Jessica Williams from "The Daily Show" hits a home run with this one. It is instructive that when one extrapolates policies to have the same effect on all as opposed to having an effect on just a certain class or race, reactions to the same policies change.
Over the last few weeks several stories have come out on the hypocrisy of many Americans on crime issues. Jessica’s "The Daily Show" skit is an analogical and more amusing version of MSNBC's Chris Hayes satire on the reporting and interpreting of crime and race. Hayes made the same analogy blatantly clear in his report on a story of rioters in California. He used the same methodology and phraseology that the mainstream media uses when describing crime or misbehavior by minorities.
In the video above, Jessica Williams says she is in a crime infested neighborhood, Wall Street. She wants the same kind of profiling that occurs throughout New York to be used on the Upper East Side. She wants to profile guys in suits. Jessica Williams says that white-collar crime is disproportionately committed by people who fit a certain profile. These are the guys that have stolen more from Americans than all the petty thieves in New York.
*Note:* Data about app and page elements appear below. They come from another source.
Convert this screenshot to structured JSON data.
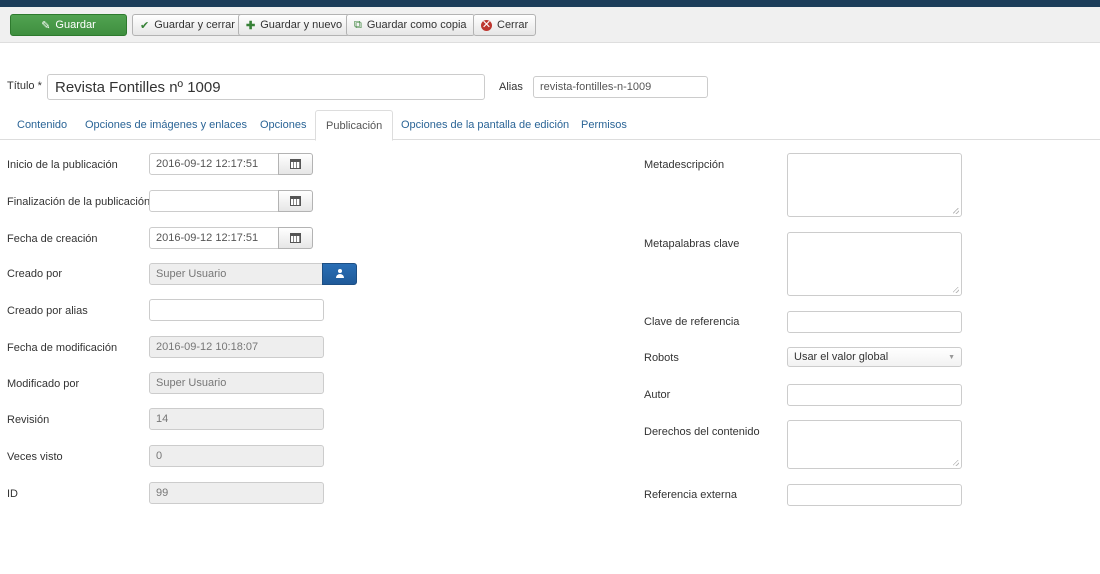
{
  "toolbar": {
    "save": "Guardar",
    "save_close": "Guardar y cerrar",
    "save_new": "Guardar y nuevo",
    "save_copy": "Guardar como copia",
    "close": "Cerrar"
  },
  "header": {
    "title_label": "Título *",
    "title_value": "Revista Fontilles nº 1009",
    "alias_label": "Alias",
    "alias_value": "revista-fontilles-n-1009"
  },
  "tabs": [
    {
      "label": "Contenido"
    },
    {
      "label": "Opciones de imágenes y enlaces"
    },
    {
      "label": "Opciones"
    },
    {
      "label": "Publicación"
    },
    {
      "label": "Opciones de la pantalla de edición"
    },
    {
      "label": "Permisos"
    }
  ],
  "left": {
    "publish_up_label": "Inicio de la publicación",
    "publish_up_value": "2016-09-12 12:17:51",
    "publish_down_label": "Finalización de la publicación",
    "publish_down_value": "",
    "created_label": "Fecha de creación",
    "created_value": "2016-09-12 12:17:51",
    "created_by_label": "Creado por",
    "created_by_value": "Super Usuario",
    "created_by_alias_label": "Creado por alias",
    "created_by_alias_value": "",
    "modified_label": "Fecha de modificación",
    "modified_value": "2016-09-12 10:18:07",
    "modified_by_label": "Modificado por",
    "modified_by_value": "Super Usuario",
    "revision_label": "Revisión",
    "revision_value": "14",
    "hits_label": "Veces visto",
    "hits_value": "0",
    "id_label": "ID",
    "id_value": "99"
  },
  "right": {
    "metadesc_label": "Metadescripción",
    "metakey_label": "Metapalabras clave",
    "xreference_label": "Clave de referencia",
    "robots_label": "Robots",
    "robots_value": "Usar el valor global",
    "author_label": "Autor",
    "rights_label": "Derechos del contenido",
    "external_ref_label": "Referencia externa"
  },
  "colors": {
    "topbar": "#1c3d5a",
    "primary_button": "#46a546",
    "user_button": "#2a6fb5",
    "link": "#2a6496"
  }
}
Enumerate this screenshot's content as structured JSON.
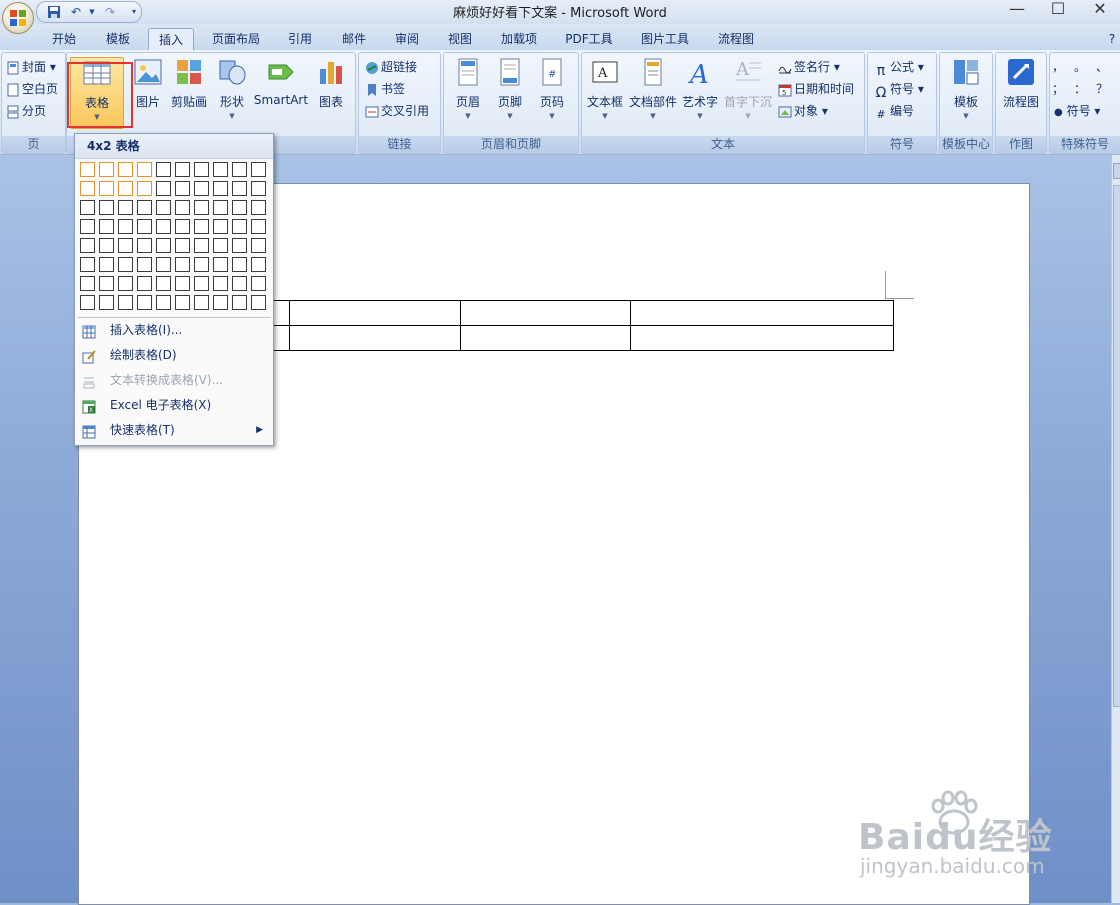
{
  "window": {
    "title": "麻烦好好看下文案 - Microsoft Word",
    "controls": [
      "minimize",
      "maximize",
      "close"
    ]
  },
  "tabs": [
    {
      "label": "开始",
      "active": false
    },
    {
      "label": "模板",
      "active": false
    },
    {
      "label": "插入",
      "active": true
    },
    {
      "label": "页面布局",
      "active": false
    },
    {
      "label": "引用",
      "active": false
    },
    {
      "label": "邮件",
      "active": false
    },
    {
      "label": "审阅",
      "active": false
    },
    {
      "label": "视图",
      "active": false
    },
    {
      "label": "加载项",
      "active": false
    },
    {
      "label": "PDF工具",
      "active": false
    },
    {
      "label": "图片工具",
      "active": false
    },
    {
      "label": "流程图",
      "active": false
    }
  ],
  "ribbon": {
    "pages": {
      "label": "页",
      "items": [
        "封面",
        "空白页",
        "分页"
      ]
    },
    "table": {
      "label": "表格"
    },
    "illustrations": {
      "items": [
        "图片",
        "剪贴画",
        "形状",
        "SmartArt",
        "图表"
      ]
    },
    "links": {
      "label": "链接",
      "items": [
        "超链接",
        "书签",
        "交叉引用"
      ]
    },
    "header_footer": {
      "label": "页眉和页脚",
      "items": [
        "页眉",
        "页脚",
        "页码"
      ]
    },
    "text": {
      "label": "文本",
      "items": [
        "文本框",
        "文档部件",
        "艺术字",
        "首字下沉"
      ],
      "side_items": [
        "签名行",
        "日期和时间",
        "对象"
      ]
    },
    "symbols": {
      "label": "符号",
      "items": [
        "公式",
        "符号",
        "编号"
      ]
    },
    "template_center": {
      "label": "模板中心",
      "button": "模板"
    },
    "drawing": {
      "label": "作图",
      "button": "流程图"
    },
    "special_symbols": {
      "label": "特殊符号",
      "button": "符号",
      "glyphs": [
        "，",
        "。",
        "、",
        "；",
        "：",
        "？"
      ]
    }
  },
  "dropdown": {
    "header": "4x2 表格",
    "grid_cols": 10,
    "grid_rows": 8,
    "selected_cols": 4,
    "selected_rows": 2,
    "items": [
      {
        "label": "插入表格(I)...",
        "enabled": true,
        "icon": "insert-table-icon"
      },
      {
        "label": "绘制表格(D)",
        "enabled": true,
        "icon": "draw-table-icon"
      },
      {
        "label": "文本转换成表格(V)...",
        "enabled": false,
        "icon": "text-to-table-icon"
      },
      {
        "label": "Excel 电子表格(X)",
        "enabled": true,
        "icon": "excel-sheet-icon"
      },
      {
        "label": "快速表格(T)",
        "enabled": true,
        "icon": "quick-table-icon",
        "submenu": true
      }
    ]
  },
  "document": {
    "table_rows": 2,
    "table_cols": 4
  },
  "watermark": {
    "brand": "Baidu经验",
    "url": "jingyan.baidu.com"
  },
  "colors": {
    "accent": "#1d4f9a",
    "highlight": "#e5322d",
    "selection": "#e8912e"
  }
}
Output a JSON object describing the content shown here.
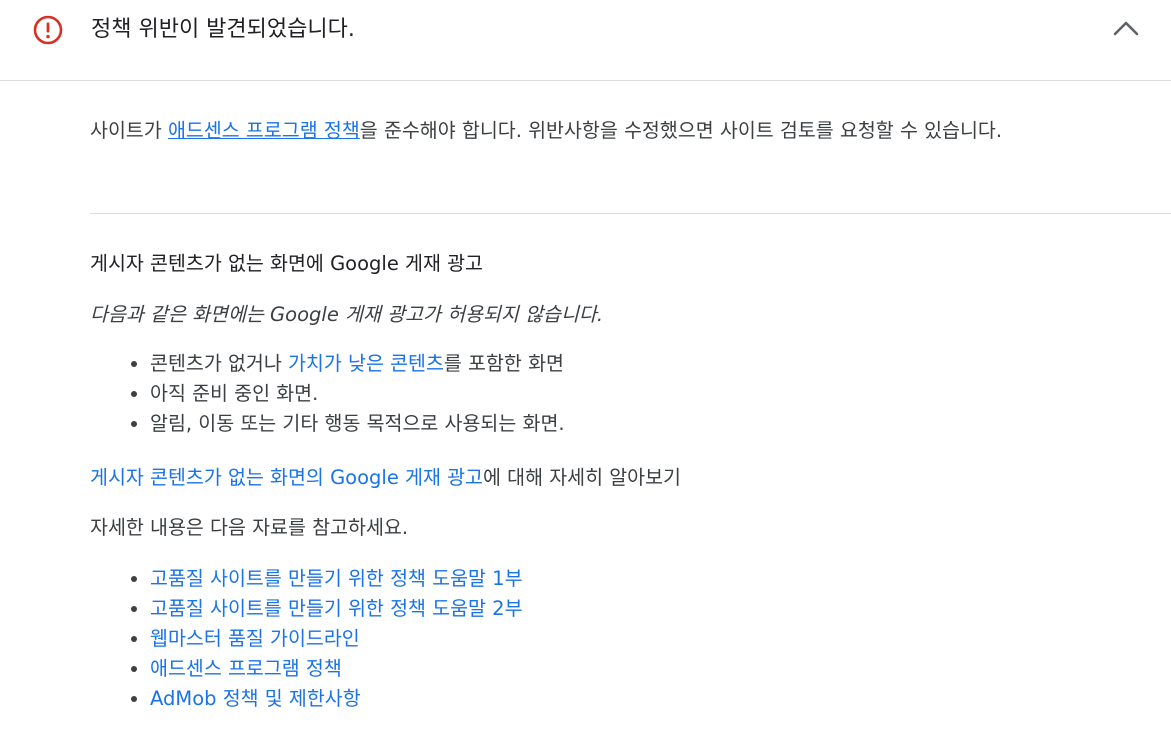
{
  "header": {
    "title": "정책 위반이 발견되었습니다.",
    "alert_icon": "error-circle-icon",
    "collapse_icon": "chevron-up-icon",
    "colors": {
      "alert": "#d93025",
      "text": "#202124"
    }
  },
  "intro": {
    "before": "사이트가 ",
    "link": "애드센스 프로그램 정책",
    "after": "을 준수해야 합니다. 위반사항을 수정했으면 사이트 검토를 요청할 수 있습니다."
  },
  "violation": {
    "title": "게시자 콘텐츠가 없는 화면에 Google 게재 광고",
    "description": "다음과 같은 화면에는 Google 게재 광고가 허용되지 않습니다.",
    "reasons": [
      {
        "before": "콘텐츠가 없거나 ",
        "link": "가치가 낮은 콘텐츠",
        "after": "를 포함한 화면"
      },
      {
        "text": "아직 준비 중인 화면."
      },
      {
        "text": "알림, 이동 또는 기타 행동 목적으로 사용되는 화면."
      }
    ],
    "learn_more": {
      "link": "게시자 콘텐츠가 없는 화면의 Google 게재 광고",
      "after": "에 대해 자세히 알아보기"
    }
  },
  "resources": {
    "intro": "자세한 내용은 다음 자료를 참고하세요.",
    "links": [
      "고품질 사이트를 만들기 위한 정책 도움말 1부",
      "고품질 사이트를 만들기 위한 정책 도움말 2부",
      "웹마스터 품질 가이드라인",
      "애드센스 프로그램 정책",
      "AdMob 정책 및 제한사항"
    ]
  },
  "colors": {
    "link": "#1a73e8",
    "divider": "#dadce0",
    "body_text": "#3c4043"
  }
}
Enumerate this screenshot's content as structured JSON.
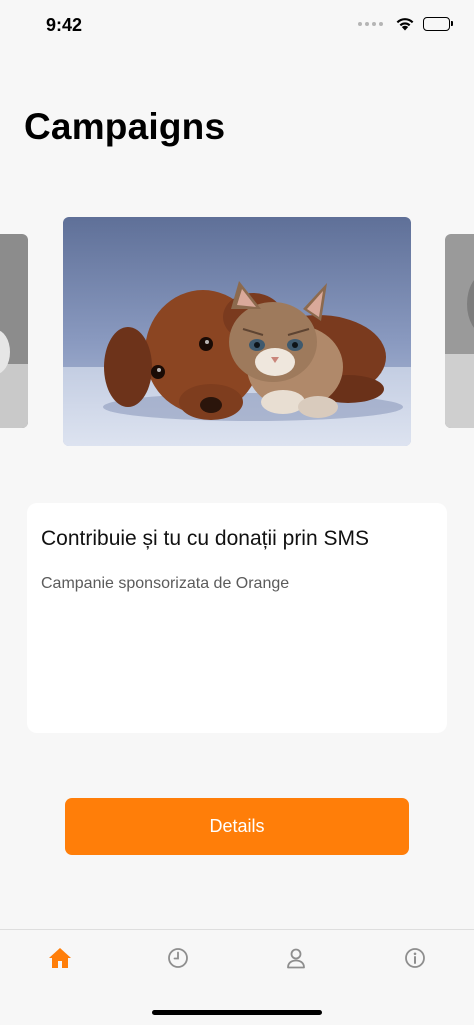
{
  "status_bar": {
    "time": "9:42"
  },
  "page": {
    "title": "Campaigns"
  },
  "campaign": {
    "title": "Contribuie și tu cu donații prin SMS",
    "subtitle": "Campanie sponsorizata de Orange"
  },
  "actions": {
    "details_label": "Details"
  },
  "tab_bar": {
    "items": [
      {
        "icon": "home-icon",
        "active": true
      },
      {
        "icon": "clock-icon",
        "active": false
      },
      {
        "icon": "person-icon",
        "active": false
      },
      {
        "icon": "info-icon",
        "active": false
      }
    ]
  },
  "colors": {
    "accent": "#ff7e09",
    "inactive_tab": "#8e8e8e",
    "background": "#f7f7f7"
  }
}
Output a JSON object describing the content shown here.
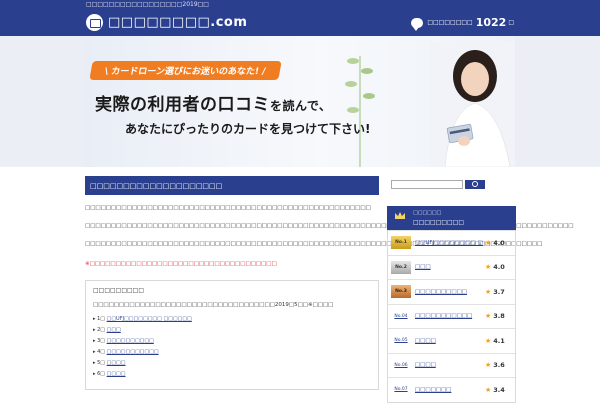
{
  "header": {
    "tagline": "□□□□□□□□□□□□□□□□□2019□□",
    "site_title": "□□□□□□□□.com",
    "counter_label": "□□□□□□□□",
    "counter_value": "1022",
    "counter_unit": "□"
  },
  "hero": {
    "banner": "\\ カードローン選びにお迷いのあなた! /",
    "headline_main": "実際の利用者の口コミ",
    "headline_main_suffix": "を読んで、",
    "headline_sub": "あなたにぴったりのカードを見つけて下さい!"
  },
  "main": {
    "section_title": "□□□□□□□□□□□□□□□□□□□□",
    "paragraph1": "□□□□□□□□□□□□□□□□□□□□□□□□□□□□□□□□□□□□□□□□□□□□□□□□□□□□□□□",
    "paragraph2": "□□□□□□□□□□□□□□□□□□□□□□□□□□□□□□□□□□□□□□□□□□□□□□□□□□□□□□□□□□□□□□□□□□□□□□□□□□□□□□□□□□□□□□□□□□□□□□",
    "paragraph3": "□□□□□□□□□□□□□□□□□□□□□□□□□□□□□□□□□□□□□□□□□□□□□□□□□□□□□□□□□□□□□□□□□□□□□□□□□□□□□□□□□□□□□□□□",
    "notice": "※□□□□□□□□□□□□□□□□□□□□□□□□□□□□□□□□□□□□",
    "toc": {
      "title": "□□□□□□□□□",
      "desc": "□□□□□□□□□□□□□□□□□□□□□□□□□□□□□□□□□□□2019□5□□※□□□□",
      "items": [
        {
          "num": "1□",
          "label": "□□UFJ□□□□□□□□ □□□□□□"
        },
        {
          "num": "2□",
          "label": "□□□"
        },
        {
          "num": "3□",
          "label": "□□□□□□□□□□"
        },
        {
          "num": "4□",
          "label": "□□□□□□□□□□□"
        },
        {
          "num": "5□",
          "label": "□□□□"
        },
        {
          "num": "6□",
          "label": "□□□□"
        }
      ]
    }
  },
  "sidebar": {
    "search_placeholder": "",
    "ranking_subtitle": "□□□□□□",
    "ranking_title": "□□□□□□□□□",
    "rankings": [
      {
        "badge": "No.1",
        "name": "□□UFJ□□□□□□□□ □□□□□□",
        "score": "4.0",
        "type": "gold"
      },
      {
        "badge": "No.2",
        "name": "□□□",
        "score": "4.0",
        "type": "silver"
      },
      {
        "badge": "No.3",
        "name": "□□□□□□□□□□",
        "score": "3.7",
        "type": "bronze"
      },
      {
        "badge": "No.04",
        "name": "□□□□□□□□□□□",
        "score": "3.8",
        "type": "plain"
      },
      {
        "badge": "No.05",
        "name": "□□□□",
        "score": "4.1",
        "type": "plain"
      },
      {
        "badge": "No.06",
        "name": "□□□□",
        "score": "3.6",
        "type": "plain"
      },
      {
        "badge": "No.07",
        "name": "□□□□□□□",
        "score": "3.4",
        "type": "plain"
      }
    ]
  },
  "colors": {
    "brand": "#2b3f8f",
    "accent_orange": "#f07d22",
    "notice_red": "#d2262e",
    "star": "#f0a020"
  }
}
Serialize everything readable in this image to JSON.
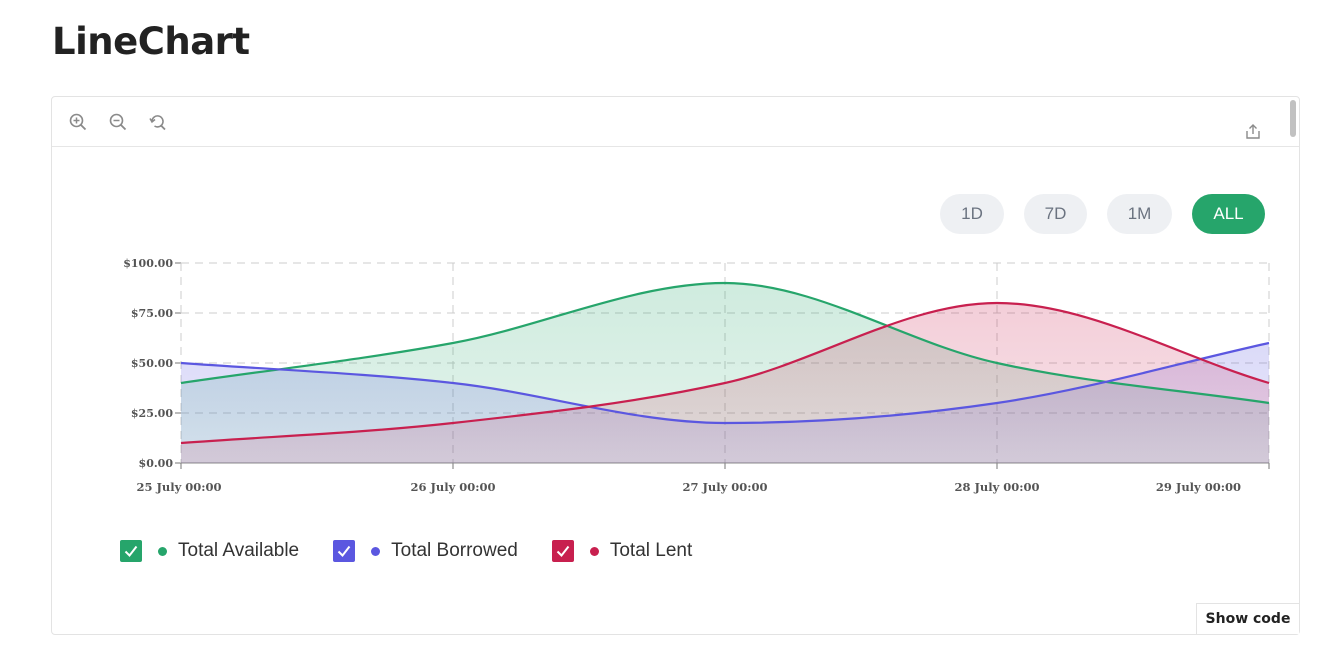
{
  "page": {
    "title": "LineChart"
  },
  "toolbar": {
    "icons": [
      "zoom-in-icon",
      "zoom-out-icon",
      "reset-zoom-icon",
      "export-icon"
    ]
  },
  "range_buttons": [
    {
      "label": "1D",
      "active": false
    },
    {
      "label": "7D",
      "active": false
    },
    {
      "label": "1M",
      "active": false
    },
    {
      "label": "ALL",
      "active": true
    }
  ],
  "colors": {
    "available": "#26a56b",
    "borrowed": "#5b57e0",
    "lent": "#c8204f",
    "grid": "#cccccc",
    "axis_text": "#555555"
  },
  "chart_data": {
    "type": "area",
    "x": [
      "25 July 00:00",
      "26 July 00:00",
      "27 July 00:00",
      "28 July 00:00",
      "29 July 00:00",
      "29 July 00:00"
    ],
    "x_ticks": [
      "25 July 00:00",
      "26 July 00:00",
      "27 July 00:00",
      "28 July 00:00",
      "29 July 00:00"
    ],
    "y_ticks": [
      "$0.00",
      "$25.00",
      "$50.00",
      "$75.00",
      "$100.00"
    ],
    "ylim": [
      0,
      100
    ],
    "grid": true,
    "legend_position": "bottom-left",
    "series": [
      {
        "name": "Total Available",
        "values": [
          40,
          60,
          90,
          50,
          30
        ],
        "color": "#26a56b"
      },
      {
        "name": "Total Borrowed",
        "values": [
          50,
          40,
          20,
          30,
          60
        ],
        "color": "#5b57e0"
      },
      {
        "name": "Total Lent",
        "values": [
          10,
          20,
          40,
          80,
          40
        ],
        "color": "#c8204f"
      }
    ]
  },
  "footer": {
    "show_code_label": "Show code"
  }
}
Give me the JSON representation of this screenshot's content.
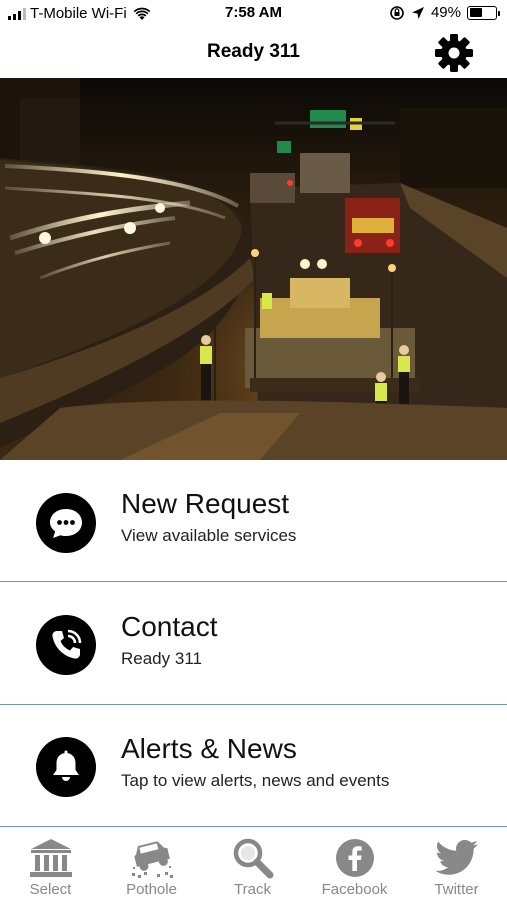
{
  "status_bar": {
    "carrier": "T-Mobile Wi-Fi",
    "time": "7:58 AM",
    "battery_percent": "49%",
    "battery_level": 0.49
  },
  "nav": {
    "title": "Ready 311",
    "settings_icon": "gear-icon"
  },
  "hero": {
    "description_icon": "highway-night-roadwork-photo"
  },
  "menu": [
    {
      "icon": "chat-bubble-icon",
      "title": "New Request",
      "subtitle": "View available services"
    },
    {
      "icon": "phone-icon",
      "title": "Contact",
      "subtitle": "Ready 311"
    },
    {
      "icon": "bell-icon",
      "title": "Alerts & News",
      "subtitle": "Tap to view alerts, news and events"
    }
  ],
  "tabs": [
    {
      "label": "Select",
      "icon": "bank-icon"
    },
    {
      "label": "Pothole",
      "icon": "car-pothole-icon"
    },
    {
      "label": "Track",
      "icon": "magnifier-icon"
    },
    {
      "label": "Facebook",
      "icon": "facebook-icon"
    },
    {
      "label": "Twitter",
      "icon": "twitter-icon"
    }
  ],
  "colors": {
    "divider": "#6f95b7",
    "tab_gray": "#888888",
    "icon_black": "#000000"
  }
}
John Oliver takes exception at being profiled as a white man in a suit. Jessica then makes the analogy to those that are stopped & frisked throughout New York. She says that while 90% of those profiled (via the stop and frisk policy) will likely be innocent, she thinks it is worthy if it stops one investment banker from ripping folks off.
What Jessica did in the video as well as Chris Hayes did in his satire is to personalize the same actions to similar behaviors irrespective of race, class, or profession. Whether crime is on Wall Street or main street a criminal is a criminal. Enforcement of laws should be the same across the board. John Oliver staged reaction in the video balking at potentially losing his privilege is probative.
Satire and comedy can be very effective in getting points across. Because it is non-confrontational it affords one the ability to come to one’s own conclusion.